Exchange traded funds (or ETFs) are similar to mutual funds in that when you purchase one share of either fund, you are buying a small slice of that investment’s holdings. The difference between the two is how they are managed. Since there’s no active management with an ETF, you will need to be the active manager and rebalance your portfolio at least once a year (don’t overlook your mutual fund portfolios either). The advantage of ETFs are that there are lower costs associated with these investments, as apposed to actively managed funds.
Being smart about risk
Regardless of what type of investment you choose, there are certain intangible truths about investing. “Strategic investing means taking on an appropriate amount of smart risk — the kind that boosts return — within a well-diversified portfolio of stocks, bonds, and commodities,” says Elle Kaplan, CEO and founding partner of LexION Capital Management LLC. “That way, your accounts can weather whatever the market throws at you over time and continue to grow and serve you.”
She points out that the real risk lies in not investing. “Diversification is a valuable tool that allows your portfolio, whether $5,000 or $5,000,000, to grow and work as hard for you as you did to earn it.”
Advertiser Disclosure: Many of the savings offers appearing on this site are from advertisers from which this website receives compensation for being listed here. This compensation may impact how and where products appear on this site (including, for example, the order in which they appear). These offers do not represent all deposit accounts available.
Editorial Disclosure: This content is not provided or commissioned by the bank advertiser. Opinions expressed here are author’s alone, not those of the bank advertiser, and have not been reviewed, approved or otherwise endorsed by the bank advertiser. This site may be compensated through the bank advertiser Affiliate Program.

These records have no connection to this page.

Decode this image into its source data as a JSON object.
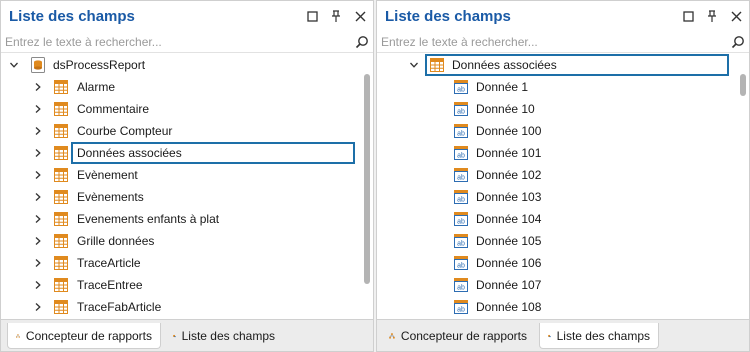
{
  "colors": {
    "title": "#1a5aa6",
    "focus_border": "#1d6fa8",
    "table_icon_orange": "#e08a1e",
    "field_icon_blue": "#2d6db3"
  },
  "left_panel": {
    "title": "Liste des champs",
    "search_placeholder": "Entrez le texte à rechercher...",
    "root": {
      "label": "dsProcessReport",
      "icon": "datasource-icon",
      "expanded": true
    },
    "items": [
      {
        "label": "Alarme",
        "icon": "table-icon"
      },
      {
        "label": "Commentaire",
        "icon": "table-icon"
      },
      {
        "label": "Courbe Compteur",
        "icon": "table-icon"
      },
      {
        "label": "Données associées",
        "icon": "table-icon",
        "focused": true
      },
      {
        "label": "Evènement",
        "icon": "table-icon"
      },
      {
        "label": "Evènements",
        "icon": "table-icon"
      },
      {
        "label": "Evenements enfants à plat",
        "icon": "table-icon"
      },
      {
        "label": "Grille données",
        "icon": "table-icon"
      },
      {
        "label": "TraceArticle",
        "icon": "table-icon"
      },
      {
        "label": "TraceEntree",
        "icon": "table-icon"
      },
      {
        "label": "TraceFabArticle",
        "icon": "table-icon"
      }
    ],
    "tabs": [
      {
        "label": "Concepteur de rapports",
        "icon": "hierarchy-icon",
        "active": true
      },
      {
        "label": "Liste des champs",
        "icon": "database-icon",
        "active": false
      }
    ]
  },
  "right_panel": {
    "title": "Liste des champs",
    "search_placeholder": "Entrez le texte à rechercher...",
    "root": {
      "label": "Données associées",
      "icon": "table-icon",
      "expanded": true,
      "focused": true
    },
    "items": [
      {
        "label": "Donnée 1",
        "icon": "text-field-icon"
      },
      {
        "label": "Donnée 10",
        "icon": "text-field-icon"
      },
      {
        "label": "Donnée 100",
        "icon": "text-field-icon"
      },
      {
        "label": "Donnée 101",
        "icon": "text-field-icon"
      },
      {
        "label": "Donnée 102",
        "icon": "text-field-icon"
      },
      {
        "label": "Donnée 103",
        "icon": "text-field-icon"
      },
      {
        "label": "Donnée 104",
        "icon": "text-field-icon"
      },
      {
        "label": "Donnée 105",
        "icon": "text-field-icon"
      },
      {
        "label": "Donnée 106",
        "icon": "text-field-icon"
      },
      {
        "label": "Donnée 107",
        "icon": "text-field-icon"
      },
      {
        "label": "Donnée 108",
        "icon": "text-field-icon"
      }
    ],
    "tabs": [
      {
        "label": "Concepteur de rapports",
        "icon": "hierarchy-icon",
        "active": false
      },
      {
        "label": "Liste des champs",
        "icon": "database-icon",
        "active": true
      }
    ]
  }
}
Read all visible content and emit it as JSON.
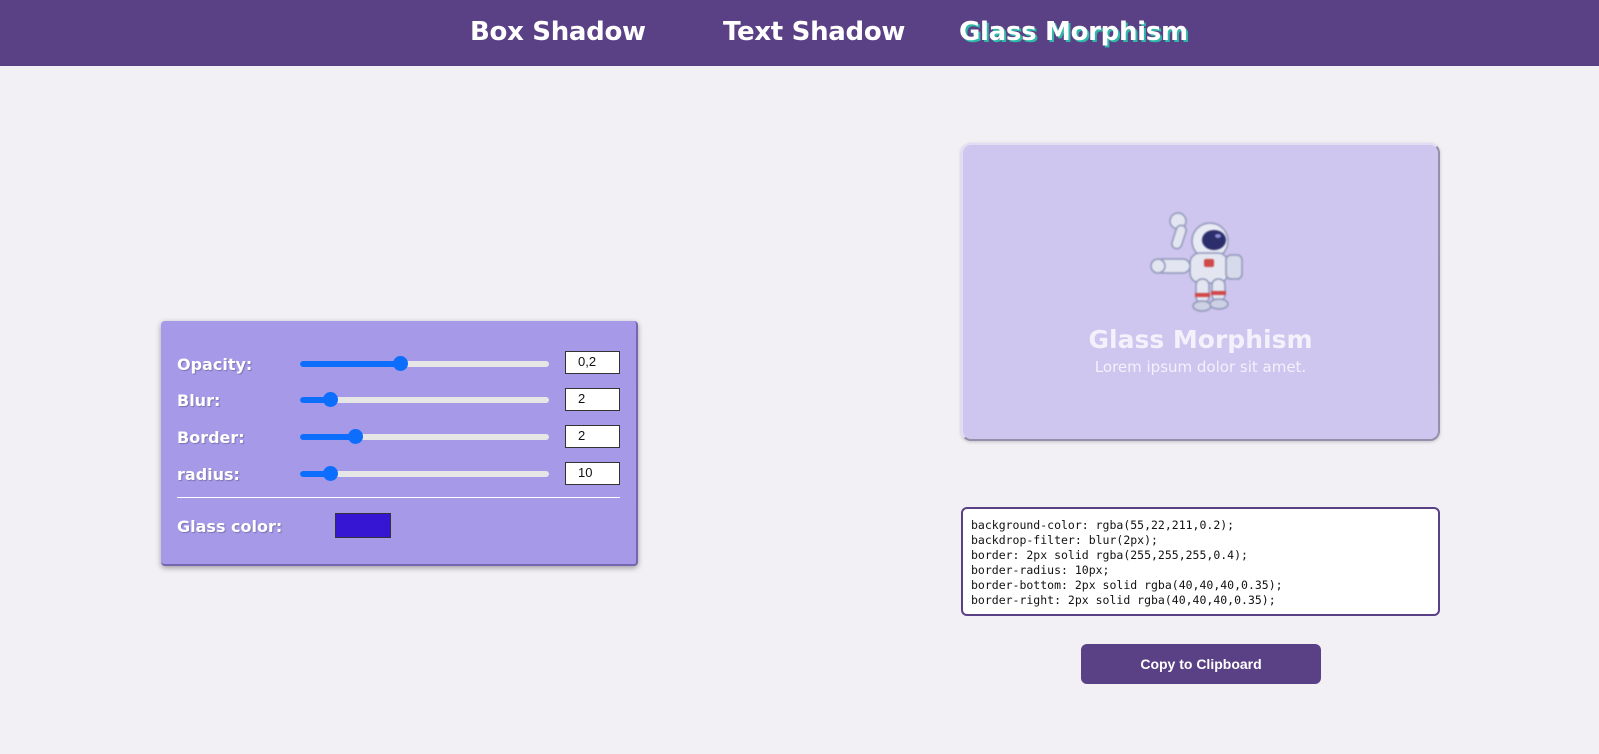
{
  "nav": {
    "box_shadow": "Box Shadow",
    "text_shadow": "Text Shadow",
    "glass_morphism": "Glass Morphism",
    "active": "glass_morphism"
  },
  "controls": {
    "opacity": {
      "label": "Opacity:",
      "value": "0,2",
      "level": 0.4
    },
    "blur": {
      "label": "Blur:",
      "value": "2",
      "level": 0.12
    },
    "border": {
      "label": "Border:",
      "value": "2",
      "level": 0.22
    },
    "radius": {
      "label": "radius:",
      "value": "10",
      "level": 0.12
    },
    "glass_color": {
      "label": "Glass color:",
      "color": "#3716d3"
    }
  },
  "preview": {
    "title": "Glass Morphism",
    "subtitle": "Lorem ipsum dolor sit amet."
  },
  "code": "background-color: rgba(55,22,211,0.2);\nbackdrop-filter: blur(2px);\nborder: 2px solid rgba(255,255,255,0.4);\nborder-radius: 10px;\nborder-bottom: 2px solid rgba(40,40,40,0.35);\nborder-right: 2px solid rgba(40,40,40,0.35);",
  "copy_button": "Copy to Clipboard",
  "colors": {
    "nav_bg": "#5a4085",
    "accent": "#0d6efd",
    "panel_bg": "#a699e8",
    "preview_bg": "#cfc6ef",
    "active_shadow": "#2fb8a8"
  },
  "icons": {
    "preview_image": "astronaut-icon"
  }
}
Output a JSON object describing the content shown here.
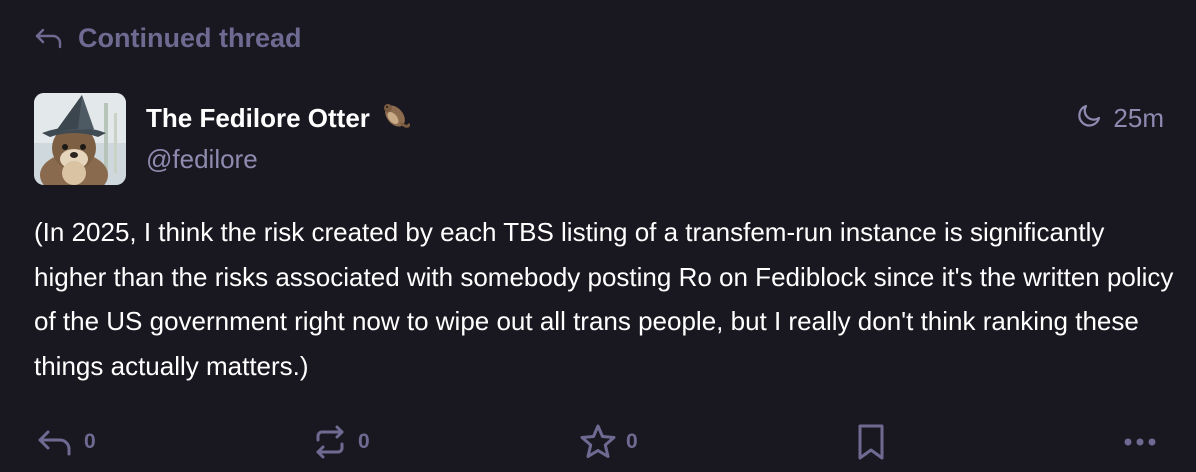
{
  "prepend": {
    "label": "Continued thread",
    "icon": "reply-icon"
  },
  "account": {
    "display_name": "The Fedilore Otter",
    "emoji": "🦦",
    "handle": "@fedilore"
  },
  "meta": {
    "visibility_icon": "moon-icon",
    "time": "25m"
  },
  "content": {
    "text": "(In 2025, I think the risk created by each TBS listing of a transfem-run instance is significantly higher than the risks associated with somebody posting Ro on Fediblock since it's the written policy of the US government right now to wipe out all trans people, but I really don't think ranking these things actually matters.)"
  },
  "actions": {
    "reply_count": "0",
    "boost_count": "0",
    "favourite_count": "0"
  },
  "colors": {
    "background": "#191820",
    "muted": "#6e6a92",
    "secondary": "#8e8ab0",
    "text": "#ffffff"
  }
}
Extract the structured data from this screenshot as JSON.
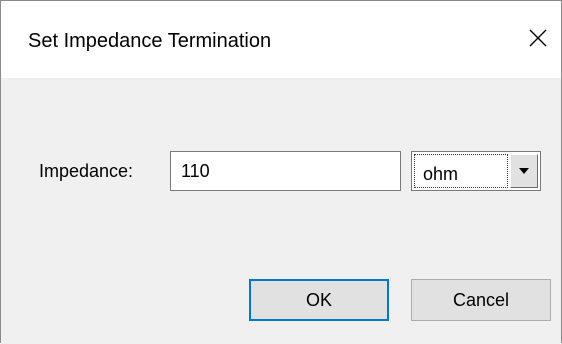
{
  "dialog": {
    "title": "Set Impedance Termination"
  },
  "form": {
    "impedance_label": "Impedance:",
    "impedance_value": "110",
    "unit_selected": "ohm"
  },
  "buttons": {
    "ok_label": "OK",
    "cancel_label": "Cancel"
  },
  "icons": {
    "close": "close-icon",
    "dropdown": "dropdown-arrow-icon"
  },
  "colors": {
    "focus_border": "#0078d7",
    "dialog_bg": "#f0f0f0",
    "titlebar_bg": "#ffffff"
  }
}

User Generated Content Disclosure: These responses are not provided or commissioned by the bank advertiser. Responses have not been reviewed, approved or otherwise endorsed by the bank advertiser. It is not the bank advertiser's responsibility to ensure all posts and/or questions are answered.